§ **Exercise description**
Take each line of the material that includes "value" and copy it.

........

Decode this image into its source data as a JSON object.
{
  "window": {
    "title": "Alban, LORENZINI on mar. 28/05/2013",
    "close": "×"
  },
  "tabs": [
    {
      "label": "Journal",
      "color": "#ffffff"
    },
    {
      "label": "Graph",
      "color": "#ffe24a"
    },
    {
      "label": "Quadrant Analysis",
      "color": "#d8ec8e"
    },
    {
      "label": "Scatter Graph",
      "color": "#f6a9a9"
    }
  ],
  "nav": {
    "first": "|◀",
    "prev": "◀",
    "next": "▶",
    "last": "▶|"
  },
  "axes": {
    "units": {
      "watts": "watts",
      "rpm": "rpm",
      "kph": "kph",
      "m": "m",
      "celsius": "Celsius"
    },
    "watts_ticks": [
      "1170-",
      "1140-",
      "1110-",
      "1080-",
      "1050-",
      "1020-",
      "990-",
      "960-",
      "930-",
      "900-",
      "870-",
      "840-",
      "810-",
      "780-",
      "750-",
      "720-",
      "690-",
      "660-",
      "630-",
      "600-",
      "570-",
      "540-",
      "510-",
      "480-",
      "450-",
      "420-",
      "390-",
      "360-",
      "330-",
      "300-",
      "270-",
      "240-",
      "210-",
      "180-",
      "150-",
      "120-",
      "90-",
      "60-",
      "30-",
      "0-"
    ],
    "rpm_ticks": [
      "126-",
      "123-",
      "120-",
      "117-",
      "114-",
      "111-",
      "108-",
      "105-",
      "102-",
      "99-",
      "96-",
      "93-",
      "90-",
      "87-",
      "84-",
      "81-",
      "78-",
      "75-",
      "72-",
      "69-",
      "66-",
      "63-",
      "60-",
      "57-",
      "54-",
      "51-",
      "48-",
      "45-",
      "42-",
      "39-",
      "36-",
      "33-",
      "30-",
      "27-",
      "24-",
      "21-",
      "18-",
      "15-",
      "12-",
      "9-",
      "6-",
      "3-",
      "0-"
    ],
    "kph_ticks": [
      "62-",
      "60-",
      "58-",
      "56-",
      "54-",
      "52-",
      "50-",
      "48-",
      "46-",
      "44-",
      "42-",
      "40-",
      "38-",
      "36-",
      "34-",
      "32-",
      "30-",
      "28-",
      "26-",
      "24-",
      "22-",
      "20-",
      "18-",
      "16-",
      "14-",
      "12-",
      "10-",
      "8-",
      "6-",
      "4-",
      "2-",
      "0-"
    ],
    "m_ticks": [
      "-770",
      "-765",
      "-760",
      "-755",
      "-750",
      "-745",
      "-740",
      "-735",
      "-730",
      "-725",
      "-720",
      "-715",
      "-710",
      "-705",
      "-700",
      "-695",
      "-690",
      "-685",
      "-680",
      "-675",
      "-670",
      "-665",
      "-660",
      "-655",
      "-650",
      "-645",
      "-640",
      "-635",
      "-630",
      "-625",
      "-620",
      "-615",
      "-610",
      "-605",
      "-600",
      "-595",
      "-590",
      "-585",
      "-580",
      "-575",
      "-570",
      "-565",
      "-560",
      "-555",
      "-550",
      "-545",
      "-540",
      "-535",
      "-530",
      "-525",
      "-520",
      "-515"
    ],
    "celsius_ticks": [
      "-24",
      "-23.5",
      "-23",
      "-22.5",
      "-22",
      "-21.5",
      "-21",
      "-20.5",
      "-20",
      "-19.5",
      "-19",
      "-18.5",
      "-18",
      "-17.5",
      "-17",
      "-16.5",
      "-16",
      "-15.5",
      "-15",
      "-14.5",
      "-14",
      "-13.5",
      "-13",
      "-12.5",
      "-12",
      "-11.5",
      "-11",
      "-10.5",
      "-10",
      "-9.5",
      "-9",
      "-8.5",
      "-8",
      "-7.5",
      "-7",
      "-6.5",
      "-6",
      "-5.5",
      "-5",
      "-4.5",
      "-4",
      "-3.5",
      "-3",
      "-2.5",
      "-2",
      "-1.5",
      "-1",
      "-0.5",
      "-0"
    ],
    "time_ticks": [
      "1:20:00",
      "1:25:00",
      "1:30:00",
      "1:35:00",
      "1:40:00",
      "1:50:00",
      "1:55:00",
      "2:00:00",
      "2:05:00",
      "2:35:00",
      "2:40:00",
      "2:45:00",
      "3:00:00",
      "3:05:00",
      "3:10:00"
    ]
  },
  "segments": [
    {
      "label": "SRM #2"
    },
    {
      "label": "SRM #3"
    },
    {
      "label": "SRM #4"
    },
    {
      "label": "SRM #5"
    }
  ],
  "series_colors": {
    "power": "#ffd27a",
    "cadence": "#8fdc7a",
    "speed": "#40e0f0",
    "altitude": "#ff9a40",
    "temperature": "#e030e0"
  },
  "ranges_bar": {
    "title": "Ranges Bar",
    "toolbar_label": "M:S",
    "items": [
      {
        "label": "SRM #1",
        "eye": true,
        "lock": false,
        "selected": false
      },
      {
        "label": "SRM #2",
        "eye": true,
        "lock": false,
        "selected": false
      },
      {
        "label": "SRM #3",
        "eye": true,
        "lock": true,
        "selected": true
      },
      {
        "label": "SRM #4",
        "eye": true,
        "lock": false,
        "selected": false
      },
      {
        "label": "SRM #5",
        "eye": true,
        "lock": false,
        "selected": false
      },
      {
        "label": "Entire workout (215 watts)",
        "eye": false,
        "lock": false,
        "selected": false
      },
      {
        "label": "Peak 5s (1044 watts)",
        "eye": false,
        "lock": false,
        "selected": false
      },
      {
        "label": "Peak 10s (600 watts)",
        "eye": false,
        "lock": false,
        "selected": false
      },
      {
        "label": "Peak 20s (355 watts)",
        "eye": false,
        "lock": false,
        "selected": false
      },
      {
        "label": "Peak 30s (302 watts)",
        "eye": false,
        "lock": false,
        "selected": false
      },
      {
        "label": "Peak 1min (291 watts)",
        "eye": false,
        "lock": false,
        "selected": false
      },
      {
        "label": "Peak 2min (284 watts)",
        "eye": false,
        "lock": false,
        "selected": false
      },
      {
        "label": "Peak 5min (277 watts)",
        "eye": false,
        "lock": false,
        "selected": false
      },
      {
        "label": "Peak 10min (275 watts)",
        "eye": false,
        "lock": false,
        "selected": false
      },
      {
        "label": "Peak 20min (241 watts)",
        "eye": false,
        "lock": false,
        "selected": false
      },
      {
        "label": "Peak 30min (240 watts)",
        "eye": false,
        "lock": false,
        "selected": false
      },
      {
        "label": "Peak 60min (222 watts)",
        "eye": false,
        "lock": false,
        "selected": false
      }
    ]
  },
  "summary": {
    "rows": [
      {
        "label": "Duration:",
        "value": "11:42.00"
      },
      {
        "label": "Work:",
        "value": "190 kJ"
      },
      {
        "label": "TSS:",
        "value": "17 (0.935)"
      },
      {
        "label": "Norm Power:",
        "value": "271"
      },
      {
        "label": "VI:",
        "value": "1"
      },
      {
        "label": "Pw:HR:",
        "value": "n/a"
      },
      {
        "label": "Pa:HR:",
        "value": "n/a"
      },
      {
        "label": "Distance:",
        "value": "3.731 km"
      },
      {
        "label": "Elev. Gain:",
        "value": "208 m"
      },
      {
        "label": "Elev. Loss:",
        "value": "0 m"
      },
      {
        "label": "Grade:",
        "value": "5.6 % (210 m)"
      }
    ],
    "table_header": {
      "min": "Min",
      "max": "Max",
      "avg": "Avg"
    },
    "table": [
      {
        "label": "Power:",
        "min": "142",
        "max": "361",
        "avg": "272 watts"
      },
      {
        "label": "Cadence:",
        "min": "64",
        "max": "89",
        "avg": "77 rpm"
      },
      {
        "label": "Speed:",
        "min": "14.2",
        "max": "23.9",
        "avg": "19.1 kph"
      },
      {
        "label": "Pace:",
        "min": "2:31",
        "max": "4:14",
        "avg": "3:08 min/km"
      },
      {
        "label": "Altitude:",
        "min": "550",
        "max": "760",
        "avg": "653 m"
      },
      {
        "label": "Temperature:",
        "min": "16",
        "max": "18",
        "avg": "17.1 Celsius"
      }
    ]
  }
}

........

§ **Result for this exercise**
        "value": "11:42.00"
        "value": "190 kJ"
        "value": "17 (0.935)"
        "value": "271"
        "value": "1"
        "value": "n/a"
        "value": "n/a"
        "value": "3.731 km"
        "value": "208 m"
        "value": "0 m"
        "value": "5.6 % (210 m)"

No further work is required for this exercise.